Retype each record below word for word, pictures excluded.

=== Section Start ===

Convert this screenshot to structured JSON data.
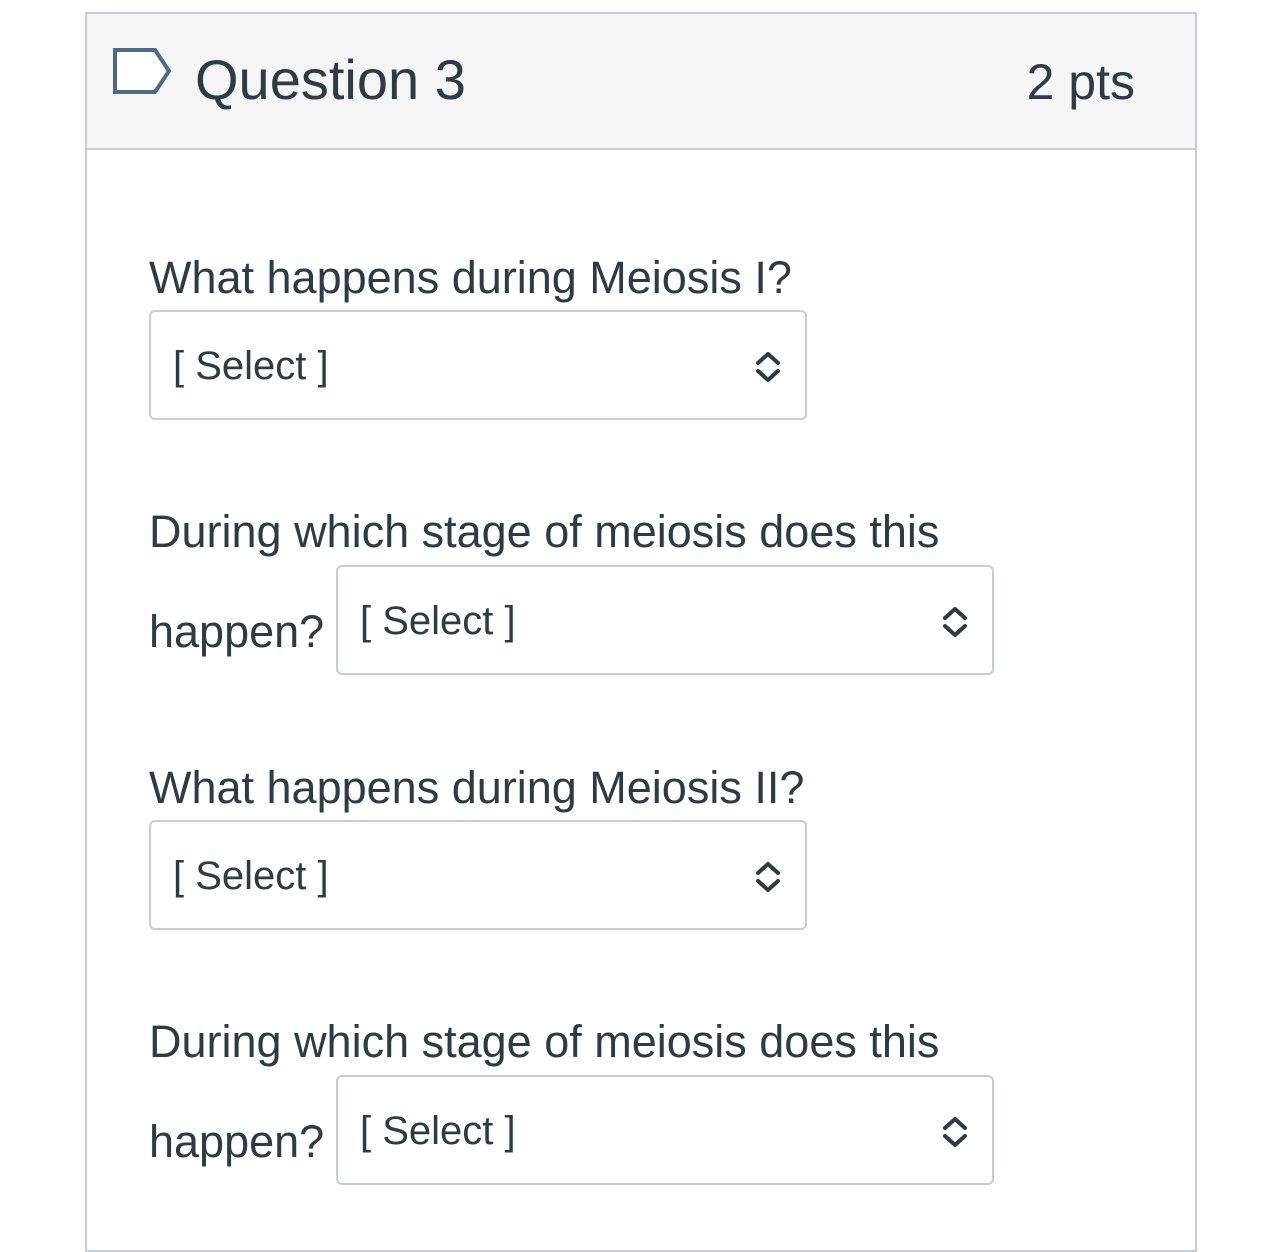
{
  "question": {
    "title": "Question 3",
    "points": "2 pts",
    "flag_icon": "flag-outline-icon"
  },
  "items": [
    {
      "prompt": "What happens during Meiosis I?",
      "select_value": "[ Select ]"
    },
    {
      "prompt_line1": "During which stage of meiosis does this",
      "prompt_line2": "happen?",
      "select_value": "[ Select ]"
    },
    {
      "prompt": "What happens during Meiosis II?",
      "select_value": "[ Select ]"
    },
    {
      "prompt_line1": "During which stage of meiosis does this",
      "prompt_line2": "happen?",
      "select_value": "[ Select ]"
    }
  ],
  "colors": {
    "text": "#2d3b45",
    "border": "#c7cdd1",
    "header_bg": "#f5f5f5"
  }
}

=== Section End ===

Reply to the exercise
Convert this screenshot to structured JSON data.
{
  "question": {
    "title": "Question 3",
    "points": "2 pts",
    "flag_icon": "flag-outline-icon"
  },
  "items": [
    {
      "prompt": "What happens during Meiosis I?",
      "select_value": "[ Select ]"
    },
    {
      "prompt_line1": "During which stage of meiosis does this",
      "prompt_line2": "happen?",
      "select_value": "[ Select ]"
    },
    {
      "prompt": "What happens during Meiosis II?",
      "select_value": "[ Select ]"
    },
    {
      "prompt_line1": "During which stage of meiosis does this",
      "prompt_line2": "happen?",
      "select_value": "[ Select ]"
    }
  ],
  "colors": {
    "text": "#2d3b45",
    "border": "#c7cdd1",
    "header_bg": "#f5f5f5"
  }
}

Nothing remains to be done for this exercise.